Winner of the Palm Springs Writer’s Guild October Challenge
Rain pattered on the attic window, smearing dust through muted light. I peered through murk at dolls in frayed frocks, a box of knitted caps, a tangled starfish chime. Drowned memories floated, then sank, too waterlogged to bother rising from the deep.
I sought a fragile sunbeam in the shadows of the past, while my brothers thumped over wooden floors below.
They pried pictures off of walls, emptying this house of its banked treasures. Stripping it of time. I watched from the window, teary with rain, while the harpsichord clanged over the threshold. Mother’s armoire went next.
Would there be something here for me, fifth of nine children? We who had bloomed like vibrant lilies, eight blue, one pink – in our parent’s water garden…drifting half noticed in the brine.
Lifting the corner of a stained afghan, I spied the music box.
I recalled the day when Mother had set it in my hands; her features defined by pallor.
“It’s full of secrets,” she had whispered from her bed. She had pasted shells round the bottom, all blue, save one of pink. The inside she’d lined with blue paper, crayoned in dolphins–but no secrets.
Four boys later she was gone, misted into the ocean and its quietude.
I had lain for days broken as a sea urchin, drying spines turning brittle like my tears. But there were children to feed and clothe and run with, racing to the sea.
I had tossed the music box on a shelf of discarded dreams, with butcher-paper scraps of scribbled fish, and a whale shaped from clay–forgotten like the rest of my childhood ambitions.
Swept along in that tide and flow of life, I had drifted like flotsam, away from the shore of her forgiveness.

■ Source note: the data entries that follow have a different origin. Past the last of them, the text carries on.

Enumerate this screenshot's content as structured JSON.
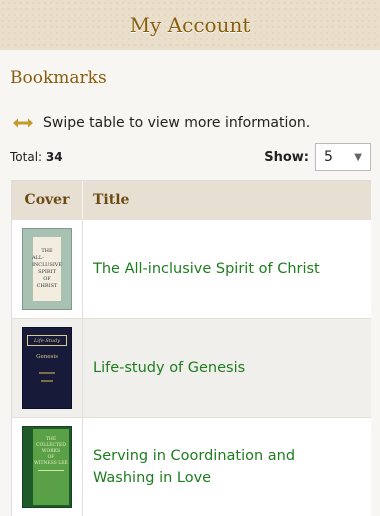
{
  "header": {
    "title": "My Account"
  },
  "section": {
    "title": "Bookmarks"
  },
  "swipe": {
    "text": "Swipe table to view more information.",
    "icon": "left-right-arrow-icon",
    "color": "#c49a2c"
  },
  "total": {
    "label": "Total:",
    "value": "34"
  },
  "show": {
    "label": "Show:",
    "selected": "5"
  },
  "table": {
    "headers": {
      "cover": "Cover",
      "title": "Title"
    },
    "rows": [
      {
        "title": "The All-inclusive Spirit of Christ",
        "cover": {
          "line1": "THE",
          "line2": "ALL-INCLUSIVE",
          "line3": "SPIRIT",
          "line4": "OF",
          "line5": "CHRIST"
        }
      },
      {
        "title": "Life-study of Genesis",
        "cover": {
          "band": "Life-Study",
          "title": "Genesis"
        }
      },
      {
        "title": "Serving in Coordination and Washing in Love",
        "cover": {
          "l1": "THE",
          "l2": "COLLECTED",
          "l3": "WORKS",
          "l4": "OF",
          "l5": "WITNESS LEE"
        }
      }
    ]
  },
  "colors": {
    "accent": "#8a5e10",
    "link": "#1e7d1e",
    "header_bg": "#e9dfcb",
    "table_header_bg": "#e6dfd2"
  }
}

Thirty years sailed by while I rode the currents, like an octopus, grabbing what I could to pull me along through life.
What progress did I make? Here I was, returned to where I had started, gathered with my brothers round my father’s bed–Watched him diminish, then sink away to join her.
Now, in this dim attic, I opened the music box my mother gave to me when I was twelve. The mermaid twirled like an old friend, tilted to the tap of blunted notes. Still no secrets lay within, nothing to tell me what–fifth of nine–I had meant to her anymore than all the rest.
My gaze lingered on the eight blue shells around the box, and that single one of pink.
One of nine.
I pushed my thumb across it, surprised when it revealed a passage into secrets–a drawer meant just for me.
Little notes, folded like boats, her words in tiny script, I read:
You were fifth of nine, beloved, though never spoken. I hope my simple gestures conveyed my heart to you. The extra carrots in your soup, crusts cut from your bread, and your braids pinned with red bows. Your dolls wore hand-sewn pinafores. We cut silver starfish from tins, hanging them on twine. On winter nights, I knit your caps and embroidered seahorses around the crown…
So many notes.
More memories than could fill an ocean flooded that attic room.
Up from the murk, speeding, cresting waves, then leaping into sunlight, water cascading like diamonds all around, I left that house. Caught in glitter, mermaid’s song, and bright coral colors, the box came with me–filled with brilliant sunbeams.
Free to live knowing now… She had loved me.
She had loved me.